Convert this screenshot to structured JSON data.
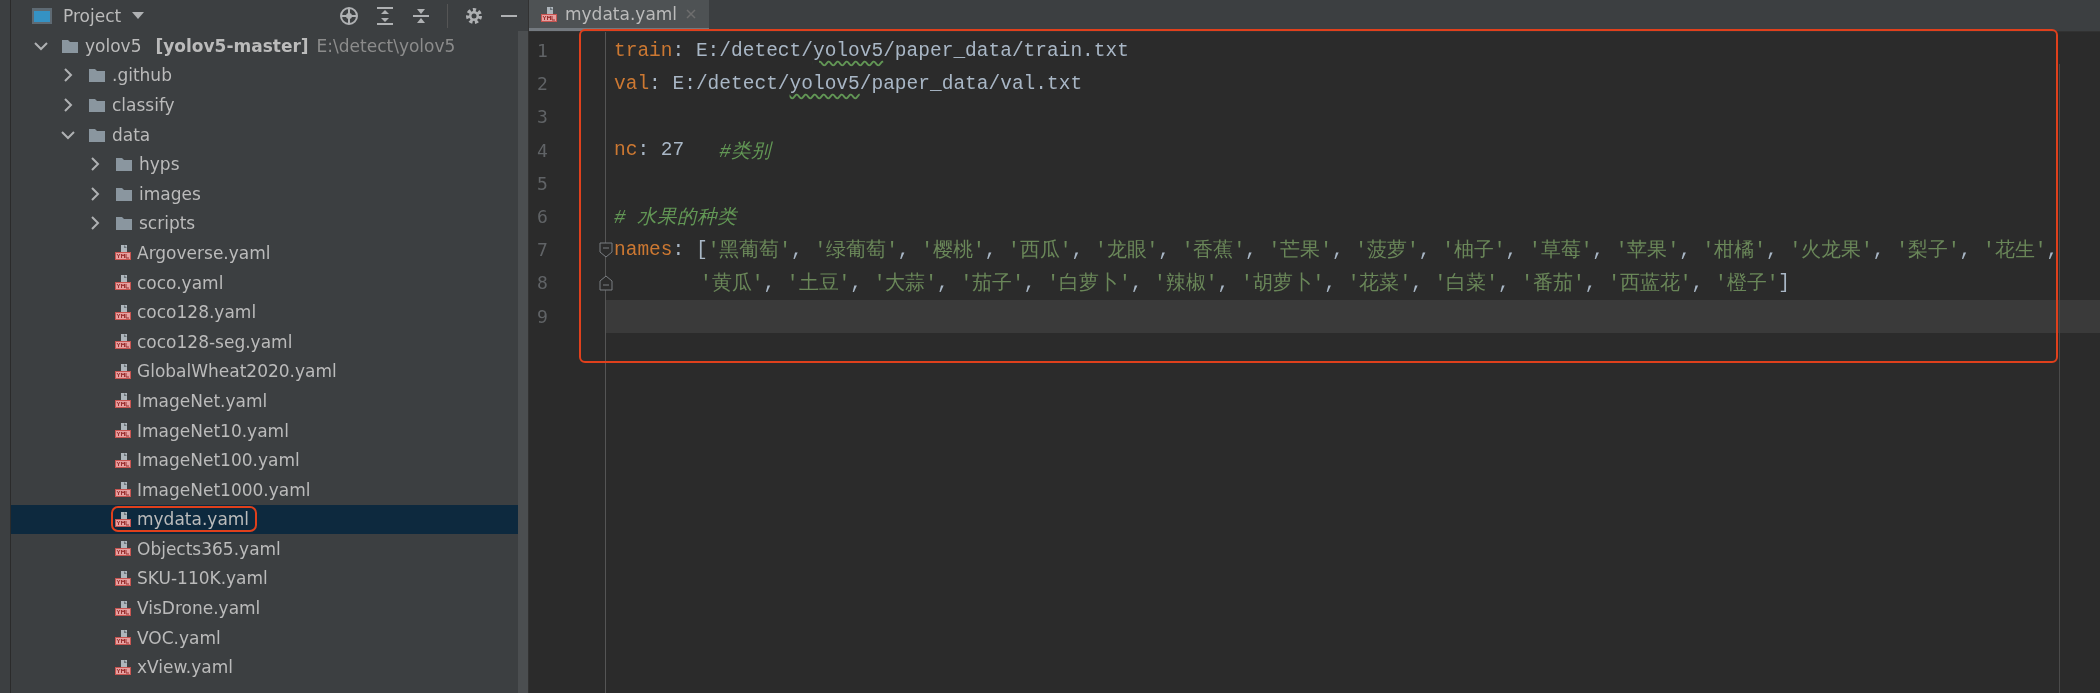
{
  "project_panel": {
    "title": "Project",
    "tree": [
      {
        "kind": "module",
        "name": "yolov5",
        "module": "[yolov5-master]",
        "path": "E:\\detect\\yolov5",
        "expanded": true,
        "selected": false,
        "children": [
          {
            "kind": "folder",
            "name": ".github",
            "expanded": false,
            "selected": false
          },
          {
            "kind": "folder",
            "name": "classify",
            "expanded": false,
            "selected": false
          },
          {
            "kind": "folder",
            "name": "data",
            "expanded": true,
            "selected": false,
            "children": [
              {
                "kind": "folder",
                "name": "hyps",
                "expanded": false,
                "selected": false
              },
              {
                "kind": "folder",
                "name": "images",
                "expanded": false,
                "selected": false
              },
              {
                "kind": "folder",
                "name": "scripts",
                "expanded": false,
                "selected": false
              },
              {
                "kind": "yaml",
                "name": "Argoverse.yaml",
                "selected": false
              },
              {
                "kind": "yaml",
                "name": "coco.yaml",
                "selected": false
              },
              {
                "kind": "yaml",
                "name": "coco128.yaml",
                "selected": false
              },
              {
                "kind": "yaml",
                "name": "coco128-seg.yaml",
                "selected": false
              },
              {
                "kind": "yaml",
                "name": "GlobalWheat2020.yaml",
                "selected": false
              },
              {
                "kind": "yaml",
                "name": "ImageNet.yaml",
                "selected": false
              },
              {
                "kind": "yaml",
                "name": "ImageNet10.yaml",
                "selected": false
              },
              {
                "kind": "yaml",
                "name": "ImageNet100.yaml",
                "selected": false
              },
              {
                "kind": "yaml",
                "name": "ImageNet1000.yaml",
                "selected": false
              },
              {
                "kind": "yaml",
                "name": "mydata.yaml",
                "selected": true,
                "highlighted": true
              },
              {
                "kind": "yaml",
                "name": "Objects365.yaml",
                "selected": false
              },
              {
                "kind": "yaml",
                "name": "SKU-110K.yaml",
                "selected": false
              },
              {
                "kind": "yaml",
                "name": "VisDrone.yaml",
                "selected": false
              },
              {
                "kind": "yaml",
                "name": "VOC.yaml",
                "selected": false
              },
              {
                "kind": "yaml",
                "name": "xView.yaml",
                "selected": false
              }
            ]
          }
        ]
      }
    ]
  },
  "editor": {
    "highlighted": true,
    "tabs": [
      {
        "label": "mydata.yaml",
        "selected": true
      }
    ],
    "lines": [
      {
        "number": "1",
        "current": false,
        "segments": [
          {
            "kind": "key",
            "text": "train"
          },
          {
            "kind": "plain",
            "text": ": E:/detect/"
          },
          {
            "kind": "typo",
            "text": "yolov5"
          },
          {
            "kind": "plain",
            "text": "/paper_data/train.txt"
          }
        ]
      },
      {
        "number": "2",
        "current": false,
        "segments": [
          {
            "kind": "key",
            "text": "val"
          },
          {
            "kind": "plain",
            "text": ": E:/detect/"
          },
          {
            "kind": "typo",
            "text": "yolov5"
          },
          {
            "kind": "plain",
            "text": "/paper_data/val.txt"
          }
        ]
      },
      {
        "number": "3",
        "current": false
      },
      {
        "number": "4",
        "current": false,
        "segments": [
          {
            "kind": "key",
            "text": "nc"
          },
          {
            "kind": "plain",
            "text": ": 27   "
          },
          {
            "kind": "comment",
            "text": "#类别"
          }
        ]
      },
      {
        "number": "5",
        "current": false
      },
      {
        "number": "6",
        "current": false,
        "segments": [
          {
            "kind": "comment",
            "text": "# 水果的种类"
          }
        ]
      },
      {
        "number": "7",
        "current": false,
        "fold_open": true,
        "segments": [
          {
            "kind": "key",
            "text": "names"
          },
          {
            "kind": "plain",
            "text": ": ["
          },
          {
            "kind": "string",
            "text": "'黑葡萄'"
          },
          {
            "kind": "plain",
            "text": ", "
          },
          {
            "kind": "string",
            "text": "'绿葡萄'"
          },
          {
            "kind": "plain",
            "text": ", "
          },
          {
            "kind": "string",
            "text": "'樱桃'"
          },
          {
            "kind": "plain",
            "text": ", "
          },
          {
            "kind": "string",
            "text": "'西瓜'"
          },
          {
            "kind": "plain",
            "text": ", "
          },
          {
            "kind": "string",
            "text": "'龙眼'"
          },
          {
            "kind": "plain",
            "text": ", "
          },
          {
            "kind": "string",
            "text": "'香蕉'"
          },
          {
            "kind": "plain",
            "text": ", "
          },
          {
            "kind": "string",
            "text": "'芒果'"
          },
          {
            "kind": "plain",
            "text": ", "
          },
          {
            "kind": "string",
            "text": "'菠萝'"
          },
          {
            "kind": "plain",
            "text": ", "
          },
          {
            "kind": "string",
            "text": "'柚子'"
          },
          {
            "kind": "plain",
            "text": ", "
          },
          {
            "kind": "string",
            "text": "'草莓'"
          },
          {
            "kind": "plain",
            "text": ", "
          },
          {
            "kind": "string",
            "text": "'苹果'"
          },
          {
            "kind": "plain",
            "text": ", "
          },
          {
            "kind": "string",
            "text": "'柑橘'"
          },
          {
            "kind": "plain",
            "text": ", "
          },
          {
            "kind": "string",
            "text": "'火龙果'"
          },
          {
            "kind": "plain",
            "text": ", "
          },
          {
            "kind": "string",
            "text": "'梨子'"
          },
          {
            "kind": "plain",
            "text": ", "
          },
          {
            "kind": "string",
            "text": "'花生'"
          },
          {
            "kind": "plain",
            "text": ","
          }
        ]
      },
      {
        "number": "8",
        "current": false,
        "fold_close": true,
        "continuation": true,
        "segments": [
          {
            "kind": "string",
            "text": "'黄瓜'"
          },
          {
            "kind": "plain",
            "text": ", "
          },
          {
            "kind": "string",
            "text": "'土豆'"
          },
          {
            "kind": "plain",
            "text": ", "
          },
          {
            "kind": "string",
            "text": "'大蒜'"
          },
          {
            "kind": "plain",
            "text": ", "
          },
          {
            "kind": "string",
            "text": "'茄子'"
          },
          {
            "kind": "plain",
            "text": ", "
          },
          {
            "kind": "string",
            "text": "'白萝卜'"
          },
          {
            "kind": "plain",
            "text": ", "
          },
          {
            "kind": "string",
            "text": "'辣椒'"
          },
          {
            "kind": "plain",
            "text": ", "
          },
          {
            "kind": "string",
            "text": "'胡萝卜'"
          },
          {
            "kind": "plain",
            "text": ", "
          },
          {
            "kind": "string",
            "text": "'花菜'"
          },
          {
            "kind": "plain",
            "text": ", "
          },
          {
            "kind": "string",
            "text": "'白菜'"
          },
          {
            "kind": "plain",
            "text": ", "
          },
          {
            "kind": "string",
            "text": "'番茄'"
          },
          {
            "kind": "plain",
            "text": ", "
          },
          {
            "kind": "string",
            "text": "'西蓝花'"
          },
          {
            "kind": "plain",
            "text": ", "
          },
          {
            "kind": "string",
            "text": "'橙子'"
          },
          {
            "kind": "plain",
            "text": "]"
          }
        ]
      },
      {
        "number": "9",
        "current": true
      }
    ]
  }
}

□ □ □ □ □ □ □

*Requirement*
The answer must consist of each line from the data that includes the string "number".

*Reply to the task*
        "number": "1",
        "number": "2",
        "number": "3",
        "number": "4",
        "number": "5",
        "number": "6",
        "number": "7",
        "number": "8",
        "number": "9",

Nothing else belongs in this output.